* WHAT THE TASK REQUIRES
In the entries below, count the lines holding "text". Reply with the number only.

○ ○ ○ ○ ○

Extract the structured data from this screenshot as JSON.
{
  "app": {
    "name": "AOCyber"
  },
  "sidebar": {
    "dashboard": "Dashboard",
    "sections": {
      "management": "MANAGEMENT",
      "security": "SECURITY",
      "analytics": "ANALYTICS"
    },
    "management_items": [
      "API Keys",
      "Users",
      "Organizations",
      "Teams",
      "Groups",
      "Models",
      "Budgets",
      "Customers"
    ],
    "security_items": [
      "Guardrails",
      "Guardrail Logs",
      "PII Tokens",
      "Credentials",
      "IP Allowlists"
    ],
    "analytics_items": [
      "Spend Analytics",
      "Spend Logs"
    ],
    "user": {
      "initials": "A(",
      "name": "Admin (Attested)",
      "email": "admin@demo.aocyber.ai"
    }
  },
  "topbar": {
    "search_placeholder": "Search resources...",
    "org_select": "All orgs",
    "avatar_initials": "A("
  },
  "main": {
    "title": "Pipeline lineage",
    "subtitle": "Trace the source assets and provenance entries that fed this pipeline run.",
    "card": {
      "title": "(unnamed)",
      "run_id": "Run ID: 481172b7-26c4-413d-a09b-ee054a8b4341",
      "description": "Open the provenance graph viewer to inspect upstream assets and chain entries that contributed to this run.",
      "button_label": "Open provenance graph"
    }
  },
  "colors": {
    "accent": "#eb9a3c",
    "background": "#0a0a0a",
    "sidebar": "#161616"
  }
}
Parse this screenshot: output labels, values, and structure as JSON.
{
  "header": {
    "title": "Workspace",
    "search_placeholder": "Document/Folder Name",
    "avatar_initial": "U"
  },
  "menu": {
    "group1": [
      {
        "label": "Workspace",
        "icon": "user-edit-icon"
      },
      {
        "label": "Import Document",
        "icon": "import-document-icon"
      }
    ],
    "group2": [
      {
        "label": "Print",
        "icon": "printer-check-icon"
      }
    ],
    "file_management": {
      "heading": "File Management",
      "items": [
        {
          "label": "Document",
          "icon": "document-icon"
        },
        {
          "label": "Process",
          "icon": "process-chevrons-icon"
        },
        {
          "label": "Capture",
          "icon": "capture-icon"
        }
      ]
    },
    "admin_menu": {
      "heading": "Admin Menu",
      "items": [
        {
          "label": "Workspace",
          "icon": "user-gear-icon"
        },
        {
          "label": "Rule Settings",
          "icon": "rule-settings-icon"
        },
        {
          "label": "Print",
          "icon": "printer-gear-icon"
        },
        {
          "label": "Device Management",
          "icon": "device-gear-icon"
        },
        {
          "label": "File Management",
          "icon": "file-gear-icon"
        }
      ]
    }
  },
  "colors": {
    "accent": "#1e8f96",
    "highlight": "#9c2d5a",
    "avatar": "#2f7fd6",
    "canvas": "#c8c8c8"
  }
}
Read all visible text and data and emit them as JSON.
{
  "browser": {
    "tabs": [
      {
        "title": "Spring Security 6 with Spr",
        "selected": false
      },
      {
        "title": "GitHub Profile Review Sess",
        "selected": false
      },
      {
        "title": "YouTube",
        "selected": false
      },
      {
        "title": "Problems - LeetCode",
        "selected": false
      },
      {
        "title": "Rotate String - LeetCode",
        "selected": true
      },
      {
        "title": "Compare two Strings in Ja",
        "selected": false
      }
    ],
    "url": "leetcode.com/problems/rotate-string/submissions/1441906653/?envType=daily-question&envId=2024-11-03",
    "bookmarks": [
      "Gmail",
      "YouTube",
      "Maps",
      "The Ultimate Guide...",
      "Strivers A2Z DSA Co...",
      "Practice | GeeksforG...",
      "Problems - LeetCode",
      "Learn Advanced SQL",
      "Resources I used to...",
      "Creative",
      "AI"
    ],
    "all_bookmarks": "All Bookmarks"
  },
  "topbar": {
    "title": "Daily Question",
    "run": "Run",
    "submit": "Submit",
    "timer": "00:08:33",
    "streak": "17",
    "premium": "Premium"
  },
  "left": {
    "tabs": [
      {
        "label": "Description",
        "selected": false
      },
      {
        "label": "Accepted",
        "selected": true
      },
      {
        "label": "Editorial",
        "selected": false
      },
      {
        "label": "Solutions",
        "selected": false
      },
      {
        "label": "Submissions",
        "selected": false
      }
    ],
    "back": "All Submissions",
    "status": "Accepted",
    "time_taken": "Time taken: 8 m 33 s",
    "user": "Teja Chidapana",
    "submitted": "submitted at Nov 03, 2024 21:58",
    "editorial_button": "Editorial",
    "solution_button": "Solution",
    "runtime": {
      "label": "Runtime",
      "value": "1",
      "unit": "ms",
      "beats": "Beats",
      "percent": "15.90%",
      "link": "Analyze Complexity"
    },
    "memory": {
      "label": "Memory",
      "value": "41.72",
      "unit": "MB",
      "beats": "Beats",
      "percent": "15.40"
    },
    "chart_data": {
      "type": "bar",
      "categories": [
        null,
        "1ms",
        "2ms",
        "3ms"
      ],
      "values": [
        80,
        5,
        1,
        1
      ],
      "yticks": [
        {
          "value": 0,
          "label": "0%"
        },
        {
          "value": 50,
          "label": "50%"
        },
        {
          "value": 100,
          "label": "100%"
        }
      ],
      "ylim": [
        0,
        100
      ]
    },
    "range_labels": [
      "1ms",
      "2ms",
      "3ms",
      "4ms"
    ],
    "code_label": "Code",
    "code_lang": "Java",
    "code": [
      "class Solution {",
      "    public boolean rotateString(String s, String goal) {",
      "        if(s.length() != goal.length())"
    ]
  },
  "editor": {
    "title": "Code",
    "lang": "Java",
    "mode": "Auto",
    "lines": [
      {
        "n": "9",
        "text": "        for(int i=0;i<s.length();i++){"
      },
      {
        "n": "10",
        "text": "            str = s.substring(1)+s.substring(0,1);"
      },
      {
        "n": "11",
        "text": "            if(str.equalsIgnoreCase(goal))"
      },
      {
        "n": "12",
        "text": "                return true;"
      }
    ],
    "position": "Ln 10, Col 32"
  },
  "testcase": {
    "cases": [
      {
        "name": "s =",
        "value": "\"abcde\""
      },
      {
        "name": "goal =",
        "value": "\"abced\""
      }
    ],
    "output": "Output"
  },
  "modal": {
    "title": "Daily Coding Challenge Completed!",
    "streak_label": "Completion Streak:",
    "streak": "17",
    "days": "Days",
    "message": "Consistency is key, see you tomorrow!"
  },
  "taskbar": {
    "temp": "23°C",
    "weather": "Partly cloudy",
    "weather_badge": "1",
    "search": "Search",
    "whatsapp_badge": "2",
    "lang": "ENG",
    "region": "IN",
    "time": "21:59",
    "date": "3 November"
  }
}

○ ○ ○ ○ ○

* PROBLEM SOLUTION
5